When you start out watching trains as a kid, most of what occupies your attention is the locomotive—big and noisy and powerful. After that, the rest is just legions of freight cars and (when I was young) a caboose bringing up the rear end. I’ll admit that I gave little thought as to what the trains hauled or where they were from or where they were headed—all I wanted to see were locomotives, especially those of the minority builders. Time and age changed that; I began to step back away from the tracks and look at all that was happening around the railroad.
Being from Pittsburgh, it was inevitable that I would pick up on the main source of traffic in my town—steel mills. In the 70’s they still lined the rivers and filled the factory valleys with smoke and noise. They kept many local shortlines and a few mainlines alive. My friends and I would stand on bridges and watch, amazed, as those great factories produced the material that tied our country together.
Sadly, the recession which began in the 80’s compressed the inevitable decline of heavy industry from 20 to 25 years into less than a decade. Pittsburgh is now so clean; you’d hardly know that it was once the Smokey City. When the mills left, so did the traffic. Oh, a few mills still soldier on, but they are few and far between. One of the last old time steel towns left in western Pennsylvania is in Johnstown, which still boasts two remnants of the mighty Bethlehem Steel—Gautier Steel and Johnstown Wire Technology. Both plants survive because they have niche markets (which they serve well) and a dedicated workforce.
Since my company does business with both plants, I get to go into the facilities and watch how they interact with the railroads that serve them. Wandering through the big mill buildings is always a treat—each time I go, I see something new that catches my eye. This year has been special: the bright morning fall light just setting off the coil gondolas in front of the churches while illuminating the almost empty yard; the churches themselves standing in the sun with the Conemaugh & Black Lick tracks in front; and finally the buildings of the Gautier 14 Inch mill with empty billet cars in the foreground.

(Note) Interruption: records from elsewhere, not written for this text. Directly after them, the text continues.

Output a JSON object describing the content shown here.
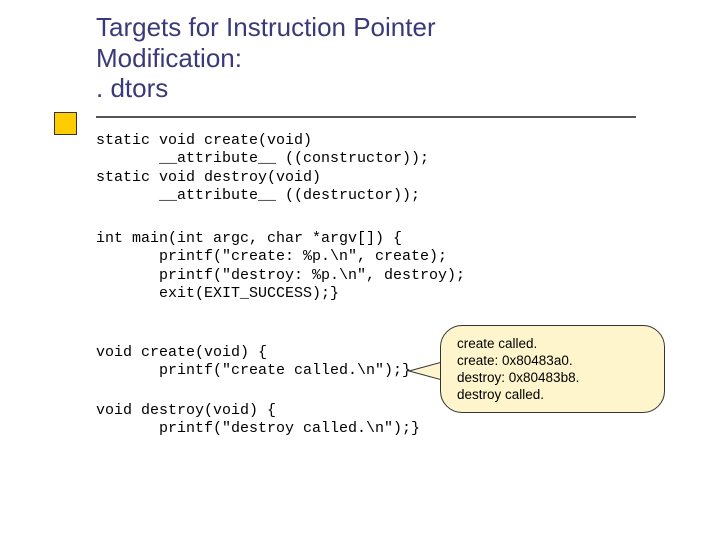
{
  "title_line1": "Targets for Instruction Pointer",
  "title_line2": "Modification:",
  "title_line3": ". dtors",
  "code_block1": "static void create(void)\n       __attribute__ ((constructor));\nstatic void destroy(void)\n       __attribute__ ((destructor));",
  "code_block2": "int main(int argc, char *argv[]) {\n       printf(\"create: %p.\\n\", create);\n       printf(\"destroy: %p.\\n\", destroy);\n       exit(EXIT_SUCCESS);}",
  "code_block3": "void create(void) {\n       printf(\"create called.\\n\");}",
  "code_block4": "void destroy(void) {\n       printf(\"destroy called.\\n\");}",
  "callout": {
    "l1": "create called.",
    "l2": "create: 0x80483a0.",
    "l3": "destroy: 0x80483b8.",
    "l4": "destroy called."
  }
}
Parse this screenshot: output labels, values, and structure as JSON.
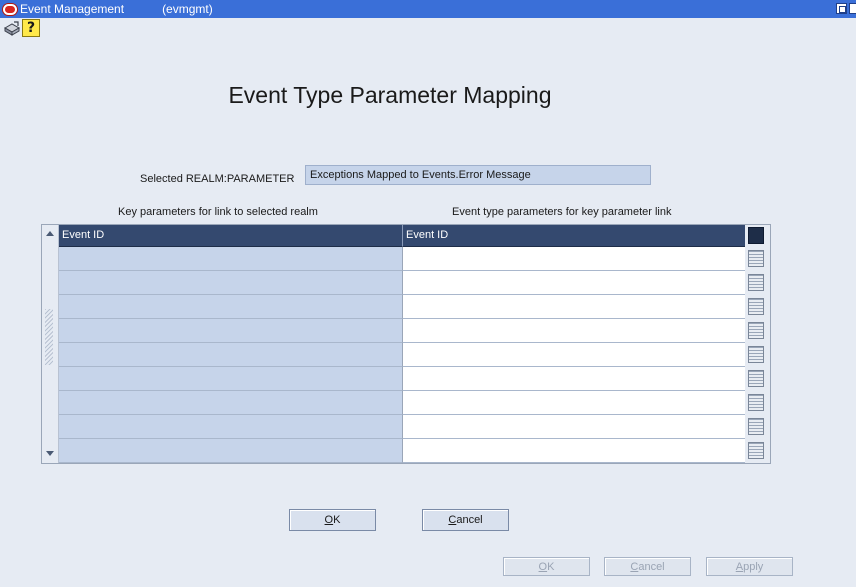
{
  "window": {
    "app_title": "Event Management",
    "module": "(evmgmt)"
  },
  "toolbar": {
    "action_icon": "action-icon",
    "help_label": "?"
  },
  "page": {
    "heading": "Event Type Parameter Mapping",
    "selected_label": "Selected REALM:PARAMETER",
    "selected_value": "Exceptions Mapped to Events.Error Message"
  },
  "table": {
    "left_caption": "Key parameters for link to selected realm",
    "right_caption": "Event type parameters for key parameter link",
    "columns": [
      "Event ID",
      "Event ID"
    ],
    "rows": [
      [
        "",
        ""
      ],
      [
        "",
        ""
      ],
      [
        "",
        ""
      ],
      [
        "",
        ""
      ],
      [
        "",
        ""
      ],
      [
        "",
        ""
      ],
      [
        "",
        ""
      ],
      [
        "",
        ""
      ],
      [
        "",
        ""
      ]
    ]
  },
  "buttons": {
    "ok_first": "O",
    "ok_rest": "K",
    "cancel_first": "C",
    "cancel_rest": "ancel"
  },
  "footer": {
    "ok_first": "O",
    "ok_rest": "K",
    "cancel_first": "C",
    "cancel_rest": "ancel",
    "apply_first": "A",
    "apply_rest": "pply"
  },
  "colors": {
    "titlebar": "#3a6fd8",
    "header": "#34496f",
    "field": "#c6d4ea",
    "background": "#e6ebf3"
  }
}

Inside the red brick buildings of Gautier Steel lie four rolling mills. Each mill makes a different product and each has its own fascinating idiosyncrasies. The 14 Inch mill is served by rail and breaks down billets to feed both the 9 Inch and 12 Inch mills. The 12 Inch has its own little narrow guage rail line to move billets to the furnace. The 9 inch still rolls joint bars for mine trackage. The newest mill, the plate mill, came up here on the railroad from Alabama and rolls specialty plate.
It’s all old, but it’s all familiar and comforting to me in this modern era.”
Johnstown may be a shadow of what it once was, but the old Pennsy main still threads through town, slinging 40 to 60 trains a day through here, the mills still provide a few good jobs for the local men and women and the heart of the town still beats. There are good folks here and a bunch of good places to eat, each with a cast of characters. Again, it may look like the town is a bit backward, living in the past, but is that so bad? At least industry still lives in the Conemaugh Valley, unlike so many others.
I’m glad that long ago, I decided to look past the trains and see those mills rising up in the background and I’m glad that I followed the tracks to Johnstown.
Kevin Tomasic – Photographs and text Copyright 2017